After leaving Parliament, Siddons went back to managing his company, which changed its name to Siddons Ramset Limited in 1988. Despite his best efforts, the family company was taken over by a large American business conglomerate, Illinois Tool Works Inc., in 2000. In subsequent years, Siddons became involved in various ventures including a new company, Siddons Solarstream, and published an autobiography and three books on philosophy. Siddons passed away on 22 September 2016, survived by his wife Rosemary.

John Siddons represented several paradoxes: an industry capitalist with unusual tendencies towards a democratic, decentralised workplace and environmentalism; a founding member of a party that was suspicious of big business; and a protector of Australian business interests but eager to borrow ideas from international manufacturers and turn them into profit at home.

Perhaps Siddons’ most important legacy in the Senate was his attempt to legislate principles of industrial democracy.
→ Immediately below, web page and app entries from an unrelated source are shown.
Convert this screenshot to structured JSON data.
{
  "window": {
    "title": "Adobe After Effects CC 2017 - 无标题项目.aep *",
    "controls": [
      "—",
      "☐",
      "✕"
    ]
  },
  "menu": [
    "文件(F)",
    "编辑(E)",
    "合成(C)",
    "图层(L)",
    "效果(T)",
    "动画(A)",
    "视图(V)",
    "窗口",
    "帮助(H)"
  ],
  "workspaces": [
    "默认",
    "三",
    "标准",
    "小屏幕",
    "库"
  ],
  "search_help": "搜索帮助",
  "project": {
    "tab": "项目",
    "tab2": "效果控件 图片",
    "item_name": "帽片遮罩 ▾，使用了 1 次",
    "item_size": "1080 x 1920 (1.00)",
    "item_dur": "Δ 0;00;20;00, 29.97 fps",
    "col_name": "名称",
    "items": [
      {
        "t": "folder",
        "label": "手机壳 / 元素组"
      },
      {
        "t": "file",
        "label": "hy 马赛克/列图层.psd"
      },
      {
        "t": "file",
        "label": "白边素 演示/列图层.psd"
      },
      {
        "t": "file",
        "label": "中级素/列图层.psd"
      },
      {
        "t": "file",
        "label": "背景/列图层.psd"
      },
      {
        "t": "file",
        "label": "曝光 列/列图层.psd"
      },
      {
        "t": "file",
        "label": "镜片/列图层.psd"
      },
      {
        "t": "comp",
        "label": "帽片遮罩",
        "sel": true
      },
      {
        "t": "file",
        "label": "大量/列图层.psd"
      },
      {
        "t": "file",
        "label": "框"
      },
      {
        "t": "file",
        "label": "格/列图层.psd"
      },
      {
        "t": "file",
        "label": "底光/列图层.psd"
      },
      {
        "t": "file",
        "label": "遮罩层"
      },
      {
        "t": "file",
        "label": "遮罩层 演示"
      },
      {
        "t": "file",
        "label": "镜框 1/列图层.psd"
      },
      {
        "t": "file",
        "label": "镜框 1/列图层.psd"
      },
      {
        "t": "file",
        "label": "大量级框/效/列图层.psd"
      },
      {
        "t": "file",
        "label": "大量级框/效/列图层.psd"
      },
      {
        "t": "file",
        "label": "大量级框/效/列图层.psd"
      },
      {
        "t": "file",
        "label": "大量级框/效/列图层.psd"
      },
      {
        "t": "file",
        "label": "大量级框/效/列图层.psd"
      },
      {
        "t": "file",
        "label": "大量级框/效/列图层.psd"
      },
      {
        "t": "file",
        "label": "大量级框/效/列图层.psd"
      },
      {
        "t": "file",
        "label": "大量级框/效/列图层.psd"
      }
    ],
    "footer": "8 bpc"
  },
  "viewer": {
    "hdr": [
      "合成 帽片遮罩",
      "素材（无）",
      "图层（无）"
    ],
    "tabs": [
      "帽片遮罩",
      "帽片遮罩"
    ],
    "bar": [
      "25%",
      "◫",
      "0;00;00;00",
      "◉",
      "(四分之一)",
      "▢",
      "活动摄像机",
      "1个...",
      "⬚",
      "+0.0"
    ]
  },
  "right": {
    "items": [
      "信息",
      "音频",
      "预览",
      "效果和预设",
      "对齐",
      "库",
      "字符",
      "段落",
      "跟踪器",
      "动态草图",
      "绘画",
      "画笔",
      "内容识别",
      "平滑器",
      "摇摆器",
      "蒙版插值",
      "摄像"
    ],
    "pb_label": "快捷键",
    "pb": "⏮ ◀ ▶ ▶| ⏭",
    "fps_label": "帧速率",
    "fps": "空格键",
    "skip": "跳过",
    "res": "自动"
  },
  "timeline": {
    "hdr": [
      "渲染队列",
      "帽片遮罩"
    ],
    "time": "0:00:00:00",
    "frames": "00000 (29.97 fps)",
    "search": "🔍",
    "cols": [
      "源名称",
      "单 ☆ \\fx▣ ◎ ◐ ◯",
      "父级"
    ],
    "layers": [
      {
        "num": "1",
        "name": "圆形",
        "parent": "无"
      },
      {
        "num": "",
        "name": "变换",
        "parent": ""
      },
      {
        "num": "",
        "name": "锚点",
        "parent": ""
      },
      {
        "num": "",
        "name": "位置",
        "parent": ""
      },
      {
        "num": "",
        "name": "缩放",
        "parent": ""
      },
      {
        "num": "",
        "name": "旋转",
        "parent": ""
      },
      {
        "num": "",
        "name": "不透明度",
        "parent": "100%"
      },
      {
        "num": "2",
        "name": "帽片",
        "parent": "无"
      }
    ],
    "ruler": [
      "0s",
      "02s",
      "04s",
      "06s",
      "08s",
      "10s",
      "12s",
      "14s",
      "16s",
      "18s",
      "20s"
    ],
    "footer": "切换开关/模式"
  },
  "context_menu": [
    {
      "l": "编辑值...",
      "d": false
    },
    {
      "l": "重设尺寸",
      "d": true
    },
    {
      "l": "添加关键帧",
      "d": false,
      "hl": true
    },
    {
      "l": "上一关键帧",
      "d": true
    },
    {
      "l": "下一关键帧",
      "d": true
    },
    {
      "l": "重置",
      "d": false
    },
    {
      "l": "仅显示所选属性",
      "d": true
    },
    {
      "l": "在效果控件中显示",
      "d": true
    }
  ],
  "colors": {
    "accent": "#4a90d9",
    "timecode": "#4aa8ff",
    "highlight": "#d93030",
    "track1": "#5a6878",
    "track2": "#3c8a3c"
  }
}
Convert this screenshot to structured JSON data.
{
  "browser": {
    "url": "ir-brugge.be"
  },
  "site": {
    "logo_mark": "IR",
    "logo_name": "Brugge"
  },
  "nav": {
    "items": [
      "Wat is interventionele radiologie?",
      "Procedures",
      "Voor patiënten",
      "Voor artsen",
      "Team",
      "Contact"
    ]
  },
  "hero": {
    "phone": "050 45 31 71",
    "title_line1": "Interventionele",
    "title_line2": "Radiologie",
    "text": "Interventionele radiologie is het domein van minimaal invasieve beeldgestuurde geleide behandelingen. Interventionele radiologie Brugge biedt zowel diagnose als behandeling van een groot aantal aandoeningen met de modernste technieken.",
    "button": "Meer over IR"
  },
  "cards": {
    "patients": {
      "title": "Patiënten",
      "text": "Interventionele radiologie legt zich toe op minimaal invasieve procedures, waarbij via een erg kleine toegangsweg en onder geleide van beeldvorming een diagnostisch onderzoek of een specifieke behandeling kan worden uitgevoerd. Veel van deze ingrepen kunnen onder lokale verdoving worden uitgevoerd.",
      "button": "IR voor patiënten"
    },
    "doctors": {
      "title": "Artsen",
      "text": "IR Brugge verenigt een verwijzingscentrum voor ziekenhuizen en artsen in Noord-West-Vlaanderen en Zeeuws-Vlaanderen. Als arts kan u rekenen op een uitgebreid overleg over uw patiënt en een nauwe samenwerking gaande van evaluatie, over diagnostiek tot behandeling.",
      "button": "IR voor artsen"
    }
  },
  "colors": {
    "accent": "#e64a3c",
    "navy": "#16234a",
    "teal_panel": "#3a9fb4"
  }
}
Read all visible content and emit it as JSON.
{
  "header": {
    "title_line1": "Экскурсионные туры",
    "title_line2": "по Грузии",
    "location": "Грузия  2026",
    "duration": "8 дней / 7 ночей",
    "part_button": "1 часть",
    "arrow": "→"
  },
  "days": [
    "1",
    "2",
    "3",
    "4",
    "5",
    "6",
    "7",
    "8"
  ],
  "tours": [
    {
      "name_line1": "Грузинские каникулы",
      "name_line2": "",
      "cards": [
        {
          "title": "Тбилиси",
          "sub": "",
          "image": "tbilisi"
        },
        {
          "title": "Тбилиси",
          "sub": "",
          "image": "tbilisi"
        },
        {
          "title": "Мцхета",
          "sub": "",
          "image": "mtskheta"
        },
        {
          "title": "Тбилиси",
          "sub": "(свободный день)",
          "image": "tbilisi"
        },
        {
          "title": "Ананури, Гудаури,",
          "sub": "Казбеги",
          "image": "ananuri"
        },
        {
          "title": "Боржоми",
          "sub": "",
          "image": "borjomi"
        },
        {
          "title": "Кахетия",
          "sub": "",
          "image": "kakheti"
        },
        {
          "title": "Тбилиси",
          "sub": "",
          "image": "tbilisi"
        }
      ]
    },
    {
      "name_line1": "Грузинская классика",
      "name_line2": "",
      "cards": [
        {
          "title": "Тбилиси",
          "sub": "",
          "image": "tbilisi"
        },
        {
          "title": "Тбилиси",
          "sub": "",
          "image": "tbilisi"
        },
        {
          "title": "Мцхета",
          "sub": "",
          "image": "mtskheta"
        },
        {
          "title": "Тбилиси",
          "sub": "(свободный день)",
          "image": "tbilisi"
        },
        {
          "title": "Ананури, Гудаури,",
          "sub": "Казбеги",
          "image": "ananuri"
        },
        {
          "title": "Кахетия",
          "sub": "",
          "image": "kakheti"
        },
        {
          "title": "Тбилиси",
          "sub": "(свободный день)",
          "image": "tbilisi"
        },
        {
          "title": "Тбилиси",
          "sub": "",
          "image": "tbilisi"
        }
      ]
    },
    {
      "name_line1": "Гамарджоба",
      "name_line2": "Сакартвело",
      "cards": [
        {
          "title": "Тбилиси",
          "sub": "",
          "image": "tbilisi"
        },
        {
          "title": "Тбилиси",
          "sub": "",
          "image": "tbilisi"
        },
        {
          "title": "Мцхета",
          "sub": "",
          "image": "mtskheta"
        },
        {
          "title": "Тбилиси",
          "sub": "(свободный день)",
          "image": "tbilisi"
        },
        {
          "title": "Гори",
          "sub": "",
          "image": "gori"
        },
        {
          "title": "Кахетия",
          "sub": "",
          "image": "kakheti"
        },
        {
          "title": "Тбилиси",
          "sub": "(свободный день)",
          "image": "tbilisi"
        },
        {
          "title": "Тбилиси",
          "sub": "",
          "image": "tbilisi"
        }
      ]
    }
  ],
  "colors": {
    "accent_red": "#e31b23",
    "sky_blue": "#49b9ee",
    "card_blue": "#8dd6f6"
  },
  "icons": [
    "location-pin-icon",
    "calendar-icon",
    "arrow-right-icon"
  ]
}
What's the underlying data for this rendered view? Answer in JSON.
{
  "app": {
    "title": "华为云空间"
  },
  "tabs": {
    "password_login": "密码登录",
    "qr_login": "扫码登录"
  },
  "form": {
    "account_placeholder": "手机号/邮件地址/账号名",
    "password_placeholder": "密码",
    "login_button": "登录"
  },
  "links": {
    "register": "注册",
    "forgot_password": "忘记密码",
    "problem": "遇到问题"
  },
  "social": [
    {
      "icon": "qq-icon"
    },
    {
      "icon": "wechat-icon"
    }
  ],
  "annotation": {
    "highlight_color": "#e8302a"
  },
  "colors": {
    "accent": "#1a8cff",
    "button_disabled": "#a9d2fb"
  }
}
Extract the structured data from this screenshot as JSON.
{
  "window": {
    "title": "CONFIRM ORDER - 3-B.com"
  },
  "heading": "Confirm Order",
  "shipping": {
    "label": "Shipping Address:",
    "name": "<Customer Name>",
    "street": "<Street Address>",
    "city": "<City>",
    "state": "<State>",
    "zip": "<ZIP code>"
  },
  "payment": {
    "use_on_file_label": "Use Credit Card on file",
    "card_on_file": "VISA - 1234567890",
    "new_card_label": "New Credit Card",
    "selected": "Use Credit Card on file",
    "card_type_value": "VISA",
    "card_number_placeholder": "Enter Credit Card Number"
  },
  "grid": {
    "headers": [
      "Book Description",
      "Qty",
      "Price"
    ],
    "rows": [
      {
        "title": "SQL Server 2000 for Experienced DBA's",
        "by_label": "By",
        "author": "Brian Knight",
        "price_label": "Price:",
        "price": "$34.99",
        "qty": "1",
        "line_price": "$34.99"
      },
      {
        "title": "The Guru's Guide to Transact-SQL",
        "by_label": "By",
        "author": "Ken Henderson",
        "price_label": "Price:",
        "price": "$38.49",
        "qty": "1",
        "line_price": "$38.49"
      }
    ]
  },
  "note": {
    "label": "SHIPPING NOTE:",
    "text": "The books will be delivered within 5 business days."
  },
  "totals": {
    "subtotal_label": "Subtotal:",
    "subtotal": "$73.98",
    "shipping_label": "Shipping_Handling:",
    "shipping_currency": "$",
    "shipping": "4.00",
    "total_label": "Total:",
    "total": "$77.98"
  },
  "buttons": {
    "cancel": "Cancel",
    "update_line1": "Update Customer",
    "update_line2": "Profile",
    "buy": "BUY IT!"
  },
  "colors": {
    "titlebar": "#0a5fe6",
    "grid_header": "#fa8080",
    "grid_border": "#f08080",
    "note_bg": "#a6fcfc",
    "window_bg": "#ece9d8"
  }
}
He remained greatly disappointed by the failure of his industrial democracy bills, but was fatalistic about it: ‘The ideal of Industrial Democracy is accepted almost as readily as motherhood, but when it comes to implementation there is resistance’.[6]

Rosalind Hearder

[1] John Siddons, A Spanner In the Works, Macmillan, South Melb., 1990; Transcript of interview with John R. Siddons by Adam Ashforth, Dec. 1987–Jan. 1988, POHP (access restricted); Recording of author interview with John Siddons, 22 July, 2010; John Lack, ‘Siddons, Royston’ ADB, vol. 16; Brian Carroll, Australia Made: Success Stories In Australian Manufacturing Since 1937, Institution of Production Engineers Australia Council, Parkville, Vic., 1987, pp. 122–5.

[2] POHP; author interview; Siddons, A Spanner In the Works; Brian Carroll, Australia Made; Age (Melb.), 6 April 1981, p. 19.

[3] Australian Democrats, 30 years, Australian Democrats, East Melb., Vic., 2007; ‘Australian Democrats: the passing of an era’, Research Paper No. 25, 2008–9, Parliamentary Library; CPD, 19 Aug. 1981, p. 72, 27 Aug. 1981, p. 422; Peter Stirling, ‘Taking the shop floor to Canberra’, Australian Business (Melb.), 22 Oct. 1981, pp. 67–8; Sun-Herald (Syd.), 15 June 1986, p. 49; WA (Perth), 15 Feb. 1984, p. 72; Press Release, Senator John Siddons, 15 July 1981, 27 Aug. 1981, 27 Nov. 1981; Siddons, A Spanner In the Works, pp. 179–180; Select Committee on the Government Clothing and Ordnance Factories, The Future of Ordnance Factory Bendigo and The Future of the Clothing Factory at Coburg, Canberra, 1982.

[4] POHP; CPD, 21 Aug. 1985, p. 54, 9 Oct. 1985, pp. 914–16, 11 Oct. 1985, pp. 1053–4, 5 Nov. 1985, pp. 1542–4, 6 Nov. 1985, pp. 1638–42, 4 June 1986, pp. 3403– 5, 17 Oct. 1986, pp. 1476–80; Australian, (Syd.), 22 May 1986, pp. 1–2; Transcript, ABC TV, ‘Carleton-Walsh Report’, 12 Nov. 1985, 26 Nov. 1985; CPD, 21 Aug. 1985, pp. 88–9; Laurie Oakes, ‘Top democrat red faced over South Africa’, The Bulletin (Syd.), 6 Aug. 1985, pp. 37–8; SMH, 29 Nov. 1986, p. 23.

[5] POHP; author interview; John Warhurst, (ed.), Keeping the Bastards Honest, Allen & Unwin, St Leonards, NSW, 1997, pp. 16–18; Australian (Syd.), 28 Nov. 1986, p. 8; Media Release, Senator John Siddons, 26 Nov. 1986; Age (Melb.), 12 Jan. 1987, p. 3.

[6] CT, 4 Dec. 1986, p. 3, 16 Dec. 1986, p.3; Siddons, A Spanner In the Works.

This biography was first published in The Biographical Dictionary of the Australian Senate, Vol. 4, 1983-2002, Department of the Senate, Canberra, 2017, pp. 438-442.

Auspic DPS

Auspic DPS

Commonwealth Parliament

Senator, Vic., 1981–83; 1985–87 (AD; Ind; Unite AP)

Senate Committee Service

Select Committee on South West Tasmania, 1981

Select Committee on the Government Clothing and Ordnance Factories, 1981–82

Standing Committee on Trade and Commerce, 1981–83

Select Committee on Industrial Relations Legislation, 1982–83

Select Committee on Animal Welfare, 1985